The Pope, on the intelligence of these doings, during the Lent of 1496, appointed a commission of fourteen theologians, all Dominicans. Only the result of their deliberations is known; all but one condemned Savonarola as guilty of heresy, schism, and disobedience to the Holy See. Yet some unknown cause, perhaps the powerful influence of some of the cardinals, for he had cardinals among his admirers, more likely some more urgent occupation, delayed the tardy anathema. On November 7 arrived a brief uniting St. Mark to a new Tuscan province of his order; Savonarola ceased to be vicargeneral.
The more eventful year 1497 opened with the accession of a signory in which the Piagnoni, his serious followers, obtained the ascendancy: at the head stood his noble partisan Francesco Valori. But they seem to have committed a fatal political error. The Grand Council, deducting the aged, sick, and infirm, was now reduced to 2,200. To fill it up they extended the age of admission to twenty-four years: but among the citizens of that age a great majority were of the Compagnacci, the gay youth of the Medicean faction.

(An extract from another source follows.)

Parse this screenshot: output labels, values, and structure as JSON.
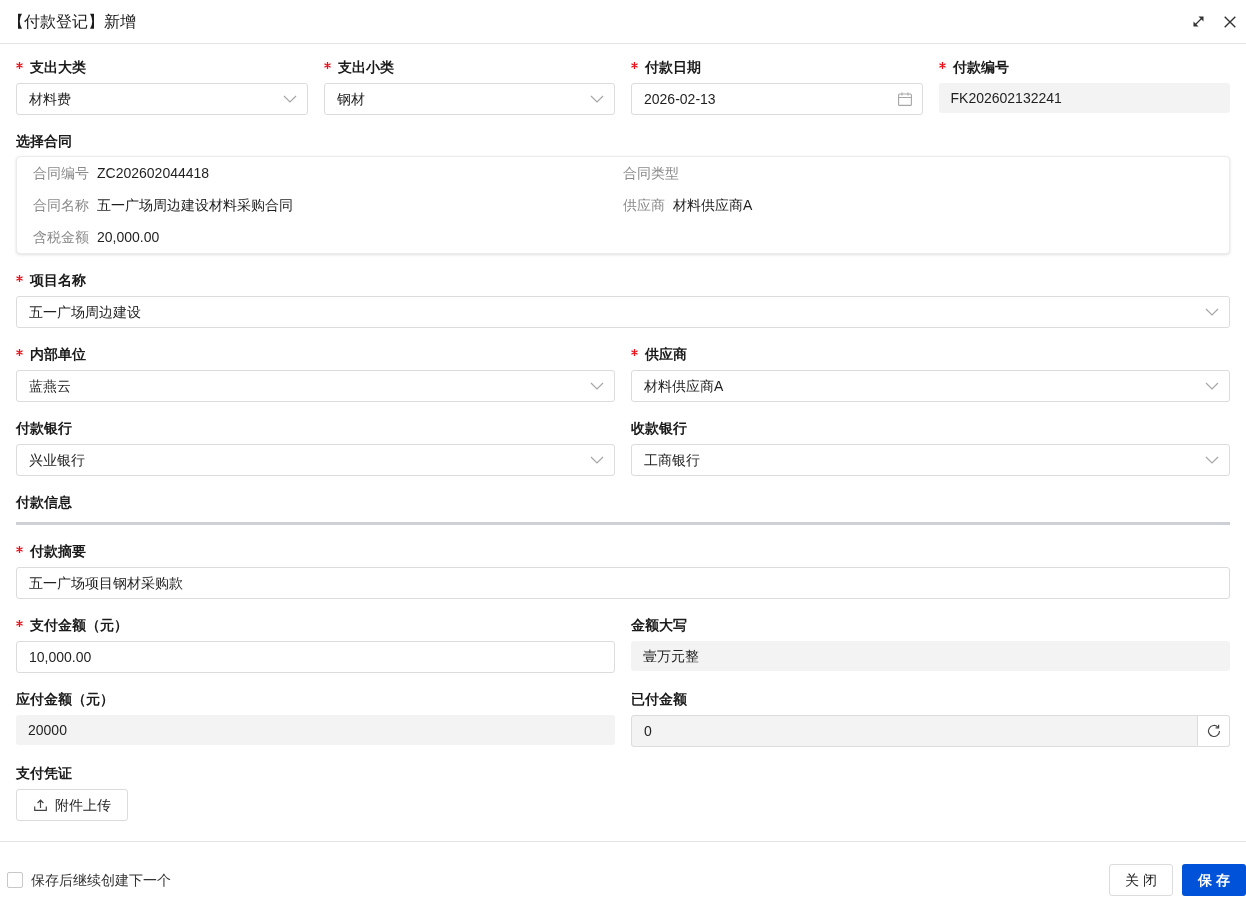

These were older than the children, who were all under his sway, younger than the more sober citizens, who had groaned under the yoke of the Medici. Savonarola would distinguish this carnival with still further solemn abnegation of its profane rejoicings. Florence should make a costly sacrifice of her vanities and worldly treasures. Days before, his young police were sent around on their rigid inquest to compel the people to surrender all their treasures of
• Religious dancing seems to be a favourite notion with Savonarola. He says to his faithful disciples, “Se tu morrai, ti troverai a ballare con li angeli.'— On Amos, Pred. xxxir. p. 352.